It later, however, emerged that the First Lady had not even sanctioned the t-shirts as earlier claimed by the youths.
Harare South legislator and Zanu(PF) provincial commissar, Shadreck Mashayamombe, who is widely believed to be the brains behind the t-shirts, is now reportedly in trouble over the issue.
The Financial Gazette tracked some of the members of both groups this week who were all boisterous about their capacity to overrun their rivals.
“We are shocked that there suddenly appears t-shirts of a divisive nature. If those are not meant to be spiteful, why do we only have them just now? In December, we had unity celebrations and in July we commemorated the death of VP Nkomo and on both occasions, there were no t-shirts. This is just mischief,” said one member of the pro-Mnangagwa group who declined to be named for fear of reprisal.

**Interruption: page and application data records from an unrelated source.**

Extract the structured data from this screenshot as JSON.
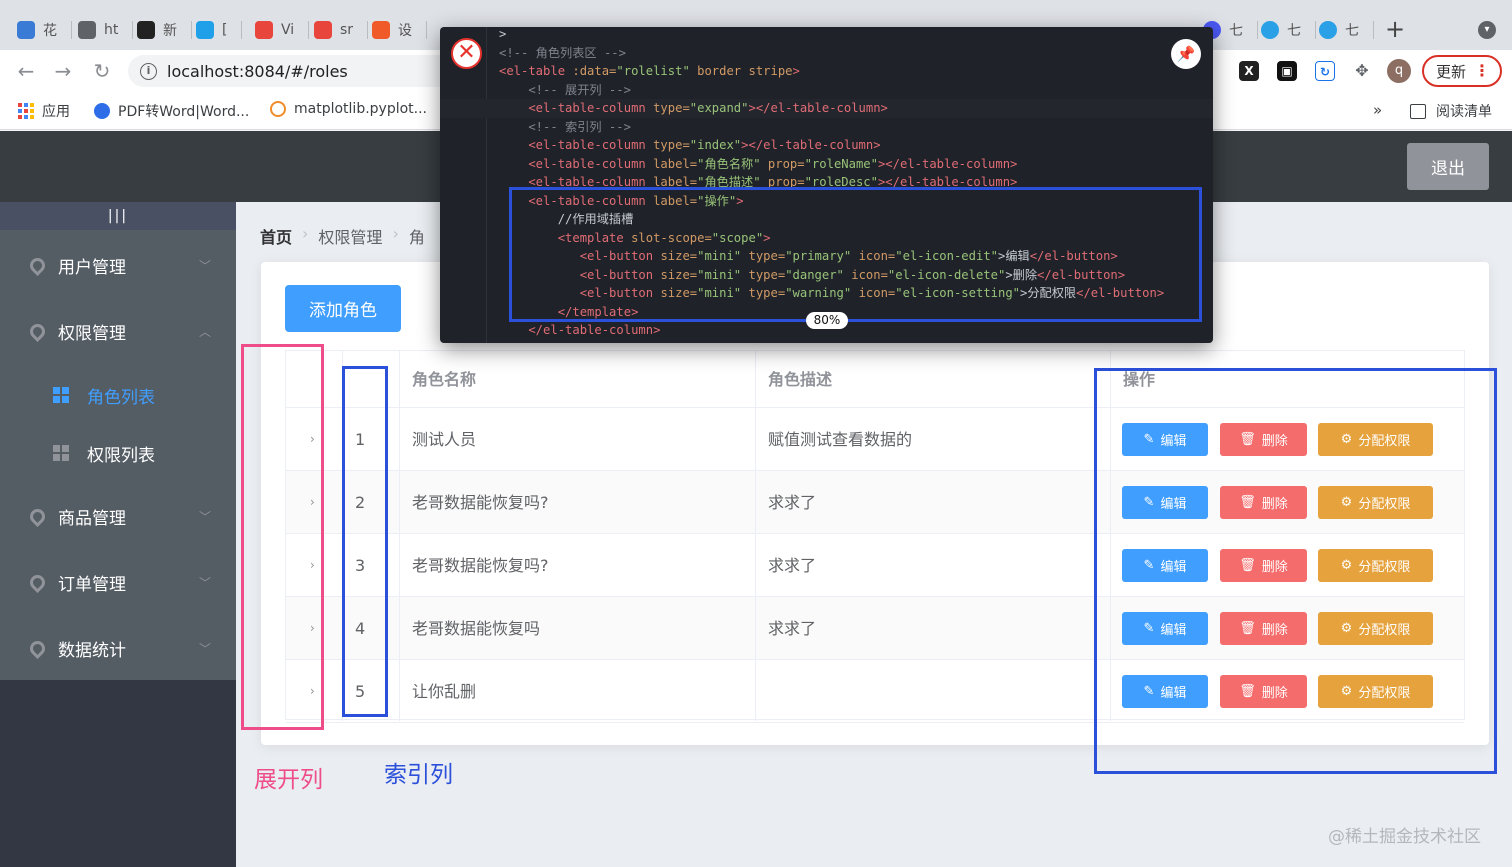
{
  "browser": {
    "tabs": [
      {
        "label": "花",
        "icon": "yuque-icon",
        "color": "#3a7bd5"
      },
      {
        "label": "ht",
        "icon": "globe-icon",
        "color": "#5f6368"
      },
      {
        "label": "新",
        "icon": "infinity-icon",
        "color": "#222222"
      },
      {
        "label": "[",
        "icon": "bilibili-icon",
        "color": "#20a0e8"
      },
      {
        "label": "Vi",
        "icon": "vue-icon",
        "color": "#e8453c"
      },
      {
        "label": "sr",
        "icon": "search-engine-icon",
        "color": "#e8453c"
      },
      {
        "label": "设",
        "icon": "csdn-icon",
        "color": "#f05a28"
      }
    ],
    "right_tabs": [
      {
        "label": "七",
        "color": "#4b59f5"
      },
      {
        "label": "七",
        "color": "#2aa0e6"
      },
      {
        "label": "七",
        "color": "#2aa0e6"
      }
    ],
    "new_tab": "+",
    "url": "localhost:8084/#/roles",
    "update_label": "更新",
    "avatar_letter": "q",
    "bookmarks": [
      {
        "label": "应用"
      },
      {
        "label": "PDF转Word|Word..."
      },
      {
        "label": "matplotlib.pyplot..."
      }
    ],
    "more": "»",
    "reading_list": "阅读清单"
  },
  "header": {
    "logout_label": "退出"
  },
  "sidebar": {
    "toggle": "|||",
    "items": [
      {
        "label": "用户管理",
        "expanded": false
      },
      {
        "label": "权限管理",
        "expanded": true
      },
      {
        "label": "商品管理",
        "expanded": false
      },
      {
        "label": "订单管理",
        "expanded": false
      },
      {
        "label": "数据统计",
        "expanded": false
      }
    ],
    "sub_items": [
      {
        "label": "角色列表",
        "active": true
      },
      {
        "label": "权限列表",
        "active": false
      }
    ]
  },
  "breadcrumb": [
    "首页",
    "权限管理",
    "角"
  ],
  "add_role_label": "添加角色",
  "table": {
    "headers": [
      "角色名称",
      "角色描述",
      "操作"
    ],
    "rows": [
      {
        "index": "1",
        "name": "测试人员",
        "desc": "赋值测试查看数据的"
      },
      {
        "index": "2",
        "name": "老哥数据能恢复吗?",
        "desc": "求求了"
      },
      {
        "index": "3",
        "name": "老哥数据能恢复吗?",
        "desc": "求求了"
      },
      {
        "index": "4",
        "name": "老哥数据能恢复吗",
        "desc": "求求了"
      },
      {
        "index": "5",
        "name": "让你乱删",
        "desc": ""
      }
    ],
    "actions": {
      "edit": "编辑",
      "delete": "删除",
      "assign": "分配权限"
    }
  },
  "annotations": {
    "expand_column": "展开列",
    "index_column": "索引列"
  },
  "watermark": "@稀土掘金技术社区",
  "code_popup": {
    "zoom": "80%",
    "lines": [
      [
        [
          "c-txt",
          ">"
        ]
      ],
      [
        [
          "c-com",
          "<!-- 角色列表区 -->"
        ]
      ],
      [
        [
          "c-tag",
          "<el-table "
        ],
        [
          "c-attr",
          ":data="
        ],
        [
          "c-str",
          "\"rolelist\""
        ],
        [
          "c-attr",
          " border stripe"
        ],
        [
          "c-tag",
          ">"
        ]
      ],
      [
        [
          "c-com",
          "    <!-- 展开列 -->"
        ]
      ],
      [
        [
          "c-tag",
          "    <el-table-column "
        ],
        [
          "c-attr",
          "type="
        ],
        [
          "c-str",
          "\"expand\""
        ],
        [
          "c-tag",
          "></el-table-column>"
        ]
      ],
      [
        [
          "c-com",
          "    <!-- 索引列 -->"
        ]
      ],
      [
        [
          "c-tag",
          "    <el-table-column "
        ],
        [
          "c-attr",
          "type="
        ],
        [
          "c-str",
          "\"index\""
        ],
        [
          "c-tag",
          "></el-table-column>"
        ]
      ],
      [
        [
          "c-tag",
          "    <el-table-column "
        ],
        [
          "c-attr",
          "label="
        ],
        [
          "c-str",
          "\"角色名称\""
        ],
        [
          "c-attr",
          " prop="
        ],
        [
          "c-str",
          "\"roleName\""
        ],
        [
          "c-tag",
          "></el-table-column>"
        ]
      ],
      [
        [
          "c-tag",
          "    <el-table-column "
        ],
        [
          "c-attr",
          "label="
        ],
        [
          "c-str",
          "\"角色描述\""
        ],
        [
          "c-attr",
          " prop="
        ],
        [
          "c-str",
          "\"roleDesc\""
        ],
        [
          "c-tag",
          "></el-table-column>"
        ]
      ],
      [
        [
          "c-tag",
          "    <el-table-column "
        ],
        [
          "c-attr",
          "label="
        ],
        [
          "c-str",
          "\"操作\""
        ],
        [
          "c-tag",
          ">"
        ]
      ],
      [
        [
          "c-txt",
          "        //作用域插槽"
        ]
      ],
      [
        [
          "c-tag",
          "        <template "
        ],
        [
          "c-attr",
          "slot-scope="
        ],
        [
          "c-str",
          "\"scope\""
        ],
        [
          "c-tag",
          ">"
        ]
      ],
      [
        [
          "c-tag",
          "           <el-button "
        ],
        [
          "c-attr",
          "size="
        ],
        [
          "c-str",
          "\"mini\""
        ],
        [
          "c-attr",
          " type="
        ],
        [
          "c-str",
          "\"primary\""
        ],
        [
          "c-attr",
          " icon="
        ],
        [
          "c-str",
          "\"el-icon-edit\""
        ],
        [
          "c-txt",
          ">编辑"
        ],
        [
          "c-tag",
          "</el-button>"
        ]
      ],
      [
        [
          "c-tag",
          "           <el-button "
        ],
        [
          "c-attr",
          "size="
        ],
        [
          "c-str",
          "\"mini\""
        ],
        [
          "c-attr",
          " type="
        ],
        [
          "c-str",
          "\"danger\""
        ],
        [
          "c-attr",
          " icon="
        ],
        [
          "c-str",
          "\"el-icon-delete\""
        ],
        [
          "c-txt",
          ">删除"
        ],
        [
          "c-tag",
          "</el-button>"
        ]
      ],
      [
        [
          "c-tag",
          "           <el-button "
        ],
        [
          "c-attr",
          "size="
        ],
        [
          "c-str",
          "\"mini\""
        ],
        [
          "c-attr",
          " type="
        ],
        [
          "c-str",
          "\"warning\""
        ],
        [
          "c-attr",
          " icon="
        ],
        [
          "c-str",
          "\"el-icon-setting\""
        ],
        [
          "c-txt",
          ">分配权限"
        ],
        [
          "c-tag",
          "</el-button>"
        ]
      ],
      [
        [
          "c-tag",
          "        </template>"
        ]
      ],
      [
        [
          "c-tag",
          "    </el-table-column>"
        ]
      ]
    ]
  }
}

“As youths, we are prepared to defend the Vice President. We stand by the leaders of the day. It’s these not so clever political novices who want to pick a fight with him (Mnangagwa). Unfortunately, they lack the stamina and knowhow to fight this political giant who has come a long way,” the member said.
Already, a sense of victory is sweeping through the Mnangagwa camp as they feel that Kasukuwere, who is currently on a whirlwind tour of urban councils as Minister of Local Government, Public Works and National Housing, has already had his wings clipped by president Mugabe after two key portfolios of traditional leaders and rural authorities were plucked from his ministry and placed in the hands of Abednego Ncube.
Ncube is a known Mnangagwa ally who out-muscled Andrew Langa, a Mujuru ally, in Matabeleland South province, where Kasukuwere had a stopover on Monday.
But adamant G40 members maintained that they would eventually upset Mnangagwa